Domty set to enter baked goods market

Domty set to enter baked goods market

Arabian Food Industries Company Domty, the Egypt-based cheese maker, saw its profits fall in the first nine months of 2015, as the company, hit by foreign exchange issues, decided not to fully pass on price increases to consumers.

Domty booked net profit of EGP54.9m (US$68.2m) for the period to the end of September, down 43.7% on a year earlier. Operating income slid 35.6% to EGP100.5m.

The company saw its revenues rise 18.6% to EGP1.24bn but said the weakening of the Egyptian pound and the lack of foreign currency supply through official channels hit its earnings.

Vice chairman and deputy managing director Mohamed Omar El Damaty said: "A severe shortage in foreign currency availability followed by an almost complete halt in FX supply through official channels weighed heavily on our profitability during the third quarter, especially as we opted not to fully pass on price increases to consumers. Instead, our strategy during the quarter was to defend our leading market position in our primary white cheese segment, the result of which was a 30% year-on-year growth in the segment despite fierce competition in the market and an unprecedented increase in marketing spend across the industry."

Domty did push through some price increases in the third quarter. For example, the company pushed up the price of cheese sold in a carton pack by 13.2%, cheese sold in a plastic tub by 8.4% and prices on mozzarella by 2%.

El Damaty said the 36% rise in revenue Domty saw in the third quarter had brought the company "closer to achieving our target of 20% growth" for the year as a whole despite a fall in export volumes amid "economic and political challenges affecting our neighbouring markets."
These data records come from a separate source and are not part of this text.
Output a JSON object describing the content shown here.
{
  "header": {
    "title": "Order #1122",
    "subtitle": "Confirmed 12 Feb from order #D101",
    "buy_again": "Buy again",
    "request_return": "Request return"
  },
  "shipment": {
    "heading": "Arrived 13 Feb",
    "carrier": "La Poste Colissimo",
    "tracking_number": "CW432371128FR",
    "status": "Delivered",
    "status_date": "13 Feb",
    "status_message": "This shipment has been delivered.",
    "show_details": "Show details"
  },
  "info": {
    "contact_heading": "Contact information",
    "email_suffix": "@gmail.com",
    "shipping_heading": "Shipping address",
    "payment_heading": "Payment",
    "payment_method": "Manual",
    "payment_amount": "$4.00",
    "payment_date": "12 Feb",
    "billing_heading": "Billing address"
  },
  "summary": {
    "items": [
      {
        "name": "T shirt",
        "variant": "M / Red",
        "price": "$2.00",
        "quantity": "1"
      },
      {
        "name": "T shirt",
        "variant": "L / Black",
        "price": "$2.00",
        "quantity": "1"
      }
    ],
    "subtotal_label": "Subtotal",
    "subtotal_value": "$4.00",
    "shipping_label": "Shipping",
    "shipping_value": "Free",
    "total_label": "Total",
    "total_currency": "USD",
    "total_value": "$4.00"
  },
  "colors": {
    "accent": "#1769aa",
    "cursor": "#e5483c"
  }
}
He added: "We view the recent float of the Egyptian pound as a step in the right direction - one that will reflect positively on our business in the medium and long term. We remain confident in the fundamentals of our market, with consumer demand strong enough to absorb over time the anticipated inflationary pressure and with room for increased production capacity and new product offerings. We have already increased our prices by some 30% starting 4Q16 to better reflect the reality of a flexible exchange rate, with further increases being largely dependent on how the FX market will adapt over the coming period. Meanwhile, we are pushing ahead with our expansion into the baked goods market while at the same exploring opportunities in the yellow cheese segment."